Some officers played the role of prisoners, acting like gang members and stirring up trouble, including a mock riot. The latest in prison gear got a workout — body armor, shields, riot helmets, smoke bombs, gas masks. And, at this year’s drill, computers that could see the action.
Perched above the prison yard, five cameras tracked the play-acting prisoners, and artificial-intelligence software analyzed the images to recognize faces, gestures and patterns of group behavior. When two groups of inmates moved toward each other, the experimental computer system sent an alert — a text message — to a corrections officer that warned of a potential incident and gave the location.
The computers, according to a story in the New York Times, cannot do anything more than officers who constantly watch surveillance monitors under ideal conditions. But in practice, officers are often distracted. When shifts change, an observation that is worth passing along may be forgotten. But machines do not blink or forget. They are tireless assistants.

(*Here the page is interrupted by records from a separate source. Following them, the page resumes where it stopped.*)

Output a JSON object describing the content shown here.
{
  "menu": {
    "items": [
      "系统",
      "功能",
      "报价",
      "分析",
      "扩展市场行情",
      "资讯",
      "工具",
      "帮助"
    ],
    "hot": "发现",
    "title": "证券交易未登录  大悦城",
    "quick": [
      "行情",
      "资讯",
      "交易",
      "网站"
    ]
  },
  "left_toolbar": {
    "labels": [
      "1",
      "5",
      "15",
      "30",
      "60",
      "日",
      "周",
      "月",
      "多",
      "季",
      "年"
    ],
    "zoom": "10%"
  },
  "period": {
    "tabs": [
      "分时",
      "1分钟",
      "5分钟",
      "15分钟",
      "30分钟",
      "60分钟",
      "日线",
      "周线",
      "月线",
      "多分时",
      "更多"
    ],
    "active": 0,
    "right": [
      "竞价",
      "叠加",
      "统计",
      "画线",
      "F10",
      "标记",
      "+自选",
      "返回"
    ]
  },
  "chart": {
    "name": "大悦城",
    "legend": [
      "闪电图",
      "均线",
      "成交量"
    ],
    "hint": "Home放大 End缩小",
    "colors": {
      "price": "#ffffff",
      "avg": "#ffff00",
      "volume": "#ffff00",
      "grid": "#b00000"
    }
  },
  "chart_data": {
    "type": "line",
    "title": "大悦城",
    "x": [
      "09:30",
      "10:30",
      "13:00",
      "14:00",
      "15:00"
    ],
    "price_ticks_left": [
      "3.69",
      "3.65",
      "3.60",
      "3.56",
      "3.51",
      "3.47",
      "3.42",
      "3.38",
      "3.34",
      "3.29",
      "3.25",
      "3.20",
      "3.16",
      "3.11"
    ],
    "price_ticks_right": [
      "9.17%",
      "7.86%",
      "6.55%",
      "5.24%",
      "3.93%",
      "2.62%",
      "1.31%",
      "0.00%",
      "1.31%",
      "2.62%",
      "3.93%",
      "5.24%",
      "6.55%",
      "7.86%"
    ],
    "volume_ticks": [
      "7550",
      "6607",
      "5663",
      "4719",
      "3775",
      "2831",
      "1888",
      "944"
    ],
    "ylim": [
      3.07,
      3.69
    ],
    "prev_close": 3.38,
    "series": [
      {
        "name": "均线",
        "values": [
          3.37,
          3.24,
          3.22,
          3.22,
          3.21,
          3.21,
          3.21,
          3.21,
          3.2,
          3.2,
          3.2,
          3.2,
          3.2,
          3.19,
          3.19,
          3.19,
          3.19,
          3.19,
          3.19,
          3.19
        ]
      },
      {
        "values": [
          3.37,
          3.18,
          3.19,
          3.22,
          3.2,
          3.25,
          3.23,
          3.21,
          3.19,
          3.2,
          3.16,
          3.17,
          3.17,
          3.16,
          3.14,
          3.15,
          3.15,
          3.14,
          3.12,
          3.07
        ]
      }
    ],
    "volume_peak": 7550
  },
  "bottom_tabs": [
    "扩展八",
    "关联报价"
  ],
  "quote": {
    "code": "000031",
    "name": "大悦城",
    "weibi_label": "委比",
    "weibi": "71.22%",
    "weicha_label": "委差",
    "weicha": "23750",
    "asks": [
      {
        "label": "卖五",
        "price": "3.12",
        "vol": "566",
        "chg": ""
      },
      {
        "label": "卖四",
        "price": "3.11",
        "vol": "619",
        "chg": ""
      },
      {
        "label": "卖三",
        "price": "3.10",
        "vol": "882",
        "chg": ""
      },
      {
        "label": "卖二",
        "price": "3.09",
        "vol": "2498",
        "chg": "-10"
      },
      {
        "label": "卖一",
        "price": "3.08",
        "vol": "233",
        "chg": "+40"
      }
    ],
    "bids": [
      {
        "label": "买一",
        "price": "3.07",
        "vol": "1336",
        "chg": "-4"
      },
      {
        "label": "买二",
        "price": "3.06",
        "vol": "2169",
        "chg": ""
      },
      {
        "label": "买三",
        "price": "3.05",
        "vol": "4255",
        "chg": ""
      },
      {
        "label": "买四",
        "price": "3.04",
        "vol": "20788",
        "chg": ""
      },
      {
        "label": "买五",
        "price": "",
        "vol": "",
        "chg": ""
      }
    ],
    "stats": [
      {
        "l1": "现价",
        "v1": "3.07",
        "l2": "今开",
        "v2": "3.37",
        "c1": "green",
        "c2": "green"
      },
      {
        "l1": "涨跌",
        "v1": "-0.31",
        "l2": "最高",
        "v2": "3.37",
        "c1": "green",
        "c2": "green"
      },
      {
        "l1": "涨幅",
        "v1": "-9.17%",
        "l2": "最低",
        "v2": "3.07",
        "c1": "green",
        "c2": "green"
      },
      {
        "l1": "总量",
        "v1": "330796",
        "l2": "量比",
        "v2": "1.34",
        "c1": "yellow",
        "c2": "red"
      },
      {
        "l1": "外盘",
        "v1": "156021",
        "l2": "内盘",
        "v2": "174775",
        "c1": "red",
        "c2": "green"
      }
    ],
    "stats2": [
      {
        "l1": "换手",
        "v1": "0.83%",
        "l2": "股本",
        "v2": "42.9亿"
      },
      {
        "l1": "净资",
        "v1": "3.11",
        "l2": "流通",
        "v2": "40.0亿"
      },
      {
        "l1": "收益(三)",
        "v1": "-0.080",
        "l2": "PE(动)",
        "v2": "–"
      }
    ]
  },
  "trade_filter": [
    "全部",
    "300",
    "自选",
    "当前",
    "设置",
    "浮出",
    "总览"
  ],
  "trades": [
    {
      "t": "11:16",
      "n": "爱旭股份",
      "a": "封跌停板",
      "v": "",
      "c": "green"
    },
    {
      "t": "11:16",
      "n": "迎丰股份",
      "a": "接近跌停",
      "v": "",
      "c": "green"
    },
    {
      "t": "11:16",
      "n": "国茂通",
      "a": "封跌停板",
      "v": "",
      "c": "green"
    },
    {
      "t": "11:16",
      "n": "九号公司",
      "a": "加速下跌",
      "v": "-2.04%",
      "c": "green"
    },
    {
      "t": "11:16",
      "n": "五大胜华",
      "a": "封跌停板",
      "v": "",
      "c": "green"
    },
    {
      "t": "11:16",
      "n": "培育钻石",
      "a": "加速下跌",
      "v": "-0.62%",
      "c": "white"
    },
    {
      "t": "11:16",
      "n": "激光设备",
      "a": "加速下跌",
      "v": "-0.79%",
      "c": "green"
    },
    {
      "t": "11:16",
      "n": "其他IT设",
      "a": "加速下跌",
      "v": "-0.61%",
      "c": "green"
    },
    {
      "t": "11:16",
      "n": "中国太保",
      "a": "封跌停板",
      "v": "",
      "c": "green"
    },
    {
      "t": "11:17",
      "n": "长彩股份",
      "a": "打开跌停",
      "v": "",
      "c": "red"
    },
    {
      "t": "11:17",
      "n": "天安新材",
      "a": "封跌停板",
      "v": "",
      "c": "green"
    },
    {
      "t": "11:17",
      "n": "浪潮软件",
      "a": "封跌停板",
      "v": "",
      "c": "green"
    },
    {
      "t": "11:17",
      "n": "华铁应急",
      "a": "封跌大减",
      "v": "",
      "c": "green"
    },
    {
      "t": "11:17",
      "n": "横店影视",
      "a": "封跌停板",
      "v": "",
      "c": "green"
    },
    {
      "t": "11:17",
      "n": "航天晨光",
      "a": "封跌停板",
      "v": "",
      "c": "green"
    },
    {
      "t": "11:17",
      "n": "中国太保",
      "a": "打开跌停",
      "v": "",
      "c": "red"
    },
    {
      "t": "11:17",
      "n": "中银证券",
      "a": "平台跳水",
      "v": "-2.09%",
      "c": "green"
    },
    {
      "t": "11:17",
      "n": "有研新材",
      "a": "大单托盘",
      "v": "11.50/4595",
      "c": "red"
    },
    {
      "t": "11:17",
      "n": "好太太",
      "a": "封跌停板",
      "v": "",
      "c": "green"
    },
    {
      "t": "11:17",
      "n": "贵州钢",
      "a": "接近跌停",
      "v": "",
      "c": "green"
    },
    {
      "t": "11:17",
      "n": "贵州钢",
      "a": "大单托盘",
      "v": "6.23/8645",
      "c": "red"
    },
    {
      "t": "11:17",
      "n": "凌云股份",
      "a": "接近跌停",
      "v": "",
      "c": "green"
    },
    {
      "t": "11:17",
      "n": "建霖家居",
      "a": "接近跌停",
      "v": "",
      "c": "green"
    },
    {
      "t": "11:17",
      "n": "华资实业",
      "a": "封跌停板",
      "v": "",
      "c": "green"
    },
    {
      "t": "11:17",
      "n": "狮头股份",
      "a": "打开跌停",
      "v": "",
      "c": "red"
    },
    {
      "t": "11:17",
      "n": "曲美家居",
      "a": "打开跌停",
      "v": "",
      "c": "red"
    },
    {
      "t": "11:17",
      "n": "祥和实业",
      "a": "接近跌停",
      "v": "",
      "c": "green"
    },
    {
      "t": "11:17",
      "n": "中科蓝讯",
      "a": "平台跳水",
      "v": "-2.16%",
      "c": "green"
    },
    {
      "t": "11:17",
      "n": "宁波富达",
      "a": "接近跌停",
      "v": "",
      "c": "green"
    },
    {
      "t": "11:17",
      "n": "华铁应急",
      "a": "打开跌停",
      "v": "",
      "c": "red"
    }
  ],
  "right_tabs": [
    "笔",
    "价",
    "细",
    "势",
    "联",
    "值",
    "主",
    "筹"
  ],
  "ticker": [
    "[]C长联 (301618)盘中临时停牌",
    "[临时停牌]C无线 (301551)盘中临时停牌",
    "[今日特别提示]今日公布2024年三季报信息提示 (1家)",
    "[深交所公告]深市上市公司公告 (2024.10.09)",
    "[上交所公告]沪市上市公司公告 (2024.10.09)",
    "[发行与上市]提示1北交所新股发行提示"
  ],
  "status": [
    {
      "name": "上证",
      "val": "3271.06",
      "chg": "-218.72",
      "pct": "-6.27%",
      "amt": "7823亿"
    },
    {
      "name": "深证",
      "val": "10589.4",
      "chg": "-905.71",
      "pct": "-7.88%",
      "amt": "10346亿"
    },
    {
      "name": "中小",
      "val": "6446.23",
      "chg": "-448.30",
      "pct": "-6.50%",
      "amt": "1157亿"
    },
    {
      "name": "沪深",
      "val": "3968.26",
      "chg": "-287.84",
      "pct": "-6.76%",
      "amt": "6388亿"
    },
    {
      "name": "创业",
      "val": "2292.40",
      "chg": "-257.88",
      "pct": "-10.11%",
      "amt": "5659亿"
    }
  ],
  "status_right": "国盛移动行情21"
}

The enthusiasm for such systems extends well beyond the nation’s prisons. High-resolution, low-cost cameras are proliferating, found in products like smartphones and laptop computers. The cost of storing images is dropping, and new software algorithms for mining, matching and scrutinizing the flood of visual data are progressing swiftly.
A computer-vision system can watch a hospital room and remind doctors and nurses to wash their hands, or warn of restless patients who are in danger of falling out of bed. It can, through a computer-equipped mirror, read a man’s face to detect his heart rate and other vital signs.
It can analyze a woman’s expressions as she watches a movie trailer or shops online, and help marketers tailor their offerings accordingly. Computer vision can also be used at shopping malls, schoolyards, subway platforms, office complexes and stadiums.
All of which could be helpful — or alarming.
“Machines will definitely be able to observe us and understand us better,” said Hartmut Neven, a computer scientist and vision expert at Google. “Where that leads is uncertain.”